Instructions to follow => Every entry below, from first to last, should be copied exactly.

(Records for the exercise)

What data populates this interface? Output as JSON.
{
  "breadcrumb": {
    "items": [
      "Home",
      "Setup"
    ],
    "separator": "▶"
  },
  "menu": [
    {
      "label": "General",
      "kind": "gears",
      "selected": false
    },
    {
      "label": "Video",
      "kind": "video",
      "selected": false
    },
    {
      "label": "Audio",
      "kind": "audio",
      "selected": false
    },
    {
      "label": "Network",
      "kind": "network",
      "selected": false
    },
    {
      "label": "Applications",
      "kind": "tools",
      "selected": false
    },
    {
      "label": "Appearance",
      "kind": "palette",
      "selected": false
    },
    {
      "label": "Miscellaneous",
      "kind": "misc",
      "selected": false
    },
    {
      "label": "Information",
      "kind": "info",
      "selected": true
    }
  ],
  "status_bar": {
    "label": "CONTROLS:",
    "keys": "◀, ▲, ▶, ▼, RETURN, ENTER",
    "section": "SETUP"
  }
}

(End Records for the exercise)

Solution =>
What data populates this interface? Output as JSON.
{
  "breadcrumb": {
    "items": [
      "Home",
      "Setup"
    ],
    "separator": "▶"
  },
  "menu": [
    {
      "label": "General",
      "kind": "gears",
      "selected": false
    },
    {
      "label": "Video",
      "kind": "video",
      "selected": false
    },
    {
      "label": "Audio",
      "kind": "audio",
      "selected": false
    },
    {
      "label": "Network",
      "kind": "network",
      "selected": false
    },
    {
      "label": "Applications",
      "kind": "tools",
      "selected": false
    },
    {
      "label": "Appearance",
      "kind": "palette",
      "selected": false
    },
    {
      "label": "Miscellaneous",
      "kind": "misc",
      "selected": false
    },
    {
      "label": "Information",
      "kind": "info",
      "selected": true
    }
  ],
  "status_bar": {
    "label": "CONTROLS:",
    "keys": "◀, ▲, ▶, ▼, RETURN, ENTER",
    "section": "SETUP"
  }
}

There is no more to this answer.